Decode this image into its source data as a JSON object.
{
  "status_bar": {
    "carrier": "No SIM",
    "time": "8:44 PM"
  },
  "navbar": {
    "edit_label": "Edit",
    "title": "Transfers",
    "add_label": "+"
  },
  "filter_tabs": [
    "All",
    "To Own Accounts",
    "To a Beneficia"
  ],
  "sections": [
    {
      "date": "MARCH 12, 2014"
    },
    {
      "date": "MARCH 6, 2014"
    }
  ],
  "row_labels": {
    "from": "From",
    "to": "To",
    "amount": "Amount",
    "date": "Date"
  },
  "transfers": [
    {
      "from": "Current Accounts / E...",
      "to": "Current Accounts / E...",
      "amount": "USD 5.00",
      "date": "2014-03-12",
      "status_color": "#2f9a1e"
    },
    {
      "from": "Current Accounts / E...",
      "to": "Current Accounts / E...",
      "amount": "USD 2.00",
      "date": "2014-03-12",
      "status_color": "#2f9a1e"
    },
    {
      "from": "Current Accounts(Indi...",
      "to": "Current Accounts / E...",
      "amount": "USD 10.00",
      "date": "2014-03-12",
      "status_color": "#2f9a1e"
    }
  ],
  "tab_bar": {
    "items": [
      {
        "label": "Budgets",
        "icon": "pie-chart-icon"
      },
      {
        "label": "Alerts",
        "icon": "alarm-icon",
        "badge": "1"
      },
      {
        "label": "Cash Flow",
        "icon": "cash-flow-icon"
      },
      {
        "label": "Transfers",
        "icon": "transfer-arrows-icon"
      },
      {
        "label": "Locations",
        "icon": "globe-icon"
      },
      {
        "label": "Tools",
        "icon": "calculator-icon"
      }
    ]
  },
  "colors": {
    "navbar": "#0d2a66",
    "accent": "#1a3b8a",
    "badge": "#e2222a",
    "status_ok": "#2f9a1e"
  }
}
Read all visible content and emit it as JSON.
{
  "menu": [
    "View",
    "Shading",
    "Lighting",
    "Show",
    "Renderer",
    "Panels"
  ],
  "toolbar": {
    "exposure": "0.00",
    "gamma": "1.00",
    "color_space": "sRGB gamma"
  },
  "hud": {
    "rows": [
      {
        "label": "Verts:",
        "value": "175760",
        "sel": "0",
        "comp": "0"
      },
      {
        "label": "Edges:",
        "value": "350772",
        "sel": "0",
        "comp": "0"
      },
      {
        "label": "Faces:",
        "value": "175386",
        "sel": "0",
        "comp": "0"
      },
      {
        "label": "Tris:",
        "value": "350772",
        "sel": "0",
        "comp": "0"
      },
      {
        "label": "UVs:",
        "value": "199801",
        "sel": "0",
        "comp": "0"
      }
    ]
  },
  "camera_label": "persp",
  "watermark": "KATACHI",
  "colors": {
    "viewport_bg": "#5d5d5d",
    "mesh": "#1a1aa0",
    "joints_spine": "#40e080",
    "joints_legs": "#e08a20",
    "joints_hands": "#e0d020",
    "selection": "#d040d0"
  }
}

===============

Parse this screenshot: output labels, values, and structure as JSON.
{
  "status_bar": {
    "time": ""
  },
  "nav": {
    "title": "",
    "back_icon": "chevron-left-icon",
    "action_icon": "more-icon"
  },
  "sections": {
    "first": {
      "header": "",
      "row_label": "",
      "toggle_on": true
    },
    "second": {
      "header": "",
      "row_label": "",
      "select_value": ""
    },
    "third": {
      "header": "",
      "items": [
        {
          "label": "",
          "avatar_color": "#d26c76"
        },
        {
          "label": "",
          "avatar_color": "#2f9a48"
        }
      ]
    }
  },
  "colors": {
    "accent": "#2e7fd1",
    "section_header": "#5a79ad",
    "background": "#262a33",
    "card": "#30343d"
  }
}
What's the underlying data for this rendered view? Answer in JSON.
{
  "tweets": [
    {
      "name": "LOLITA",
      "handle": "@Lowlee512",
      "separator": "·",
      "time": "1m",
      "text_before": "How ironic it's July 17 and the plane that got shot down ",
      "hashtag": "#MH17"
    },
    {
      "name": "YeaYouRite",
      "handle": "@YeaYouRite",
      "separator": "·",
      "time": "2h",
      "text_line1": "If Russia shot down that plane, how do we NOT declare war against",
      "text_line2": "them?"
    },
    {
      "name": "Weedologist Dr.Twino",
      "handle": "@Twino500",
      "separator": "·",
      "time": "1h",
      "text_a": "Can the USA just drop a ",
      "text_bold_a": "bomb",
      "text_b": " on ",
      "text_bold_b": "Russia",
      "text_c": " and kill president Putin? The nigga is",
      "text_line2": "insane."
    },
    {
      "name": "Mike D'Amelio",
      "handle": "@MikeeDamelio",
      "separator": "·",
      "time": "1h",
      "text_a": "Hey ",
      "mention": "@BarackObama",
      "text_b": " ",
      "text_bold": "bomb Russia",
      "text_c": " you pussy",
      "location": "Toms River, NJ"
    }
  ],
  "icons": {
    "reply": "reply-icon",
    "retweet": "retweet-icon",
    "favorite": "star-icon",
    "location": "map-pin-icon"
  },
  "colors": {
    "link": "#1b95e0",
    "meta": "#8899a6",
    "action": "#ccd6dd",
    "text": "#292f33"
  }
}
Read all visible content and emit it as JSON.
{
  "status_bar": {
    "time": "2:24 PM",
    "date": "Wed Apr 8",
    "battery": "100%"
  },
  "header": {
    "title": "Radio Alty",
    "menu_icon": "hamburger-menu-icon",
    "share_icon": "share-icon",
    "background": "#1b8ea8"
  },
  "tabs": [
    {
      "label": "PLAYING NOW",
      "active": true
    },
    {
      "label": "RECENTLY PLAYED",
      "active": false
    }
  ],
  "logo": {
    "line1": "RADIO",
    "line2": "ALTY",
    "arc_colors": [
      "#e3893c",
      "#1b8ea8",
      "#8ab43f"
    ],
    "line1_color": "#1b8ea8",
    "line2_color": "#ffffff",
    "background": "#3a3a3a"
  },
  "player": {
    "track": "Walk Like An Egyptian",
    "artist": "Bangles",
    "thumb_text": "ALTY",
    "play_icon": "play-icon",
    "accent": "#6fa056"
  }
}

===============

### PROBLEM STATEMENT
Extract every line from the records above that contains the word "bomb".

### WORKED SOLUTION
      "text_bold_a": "bomb",
      "text_bold": "bomb Russia",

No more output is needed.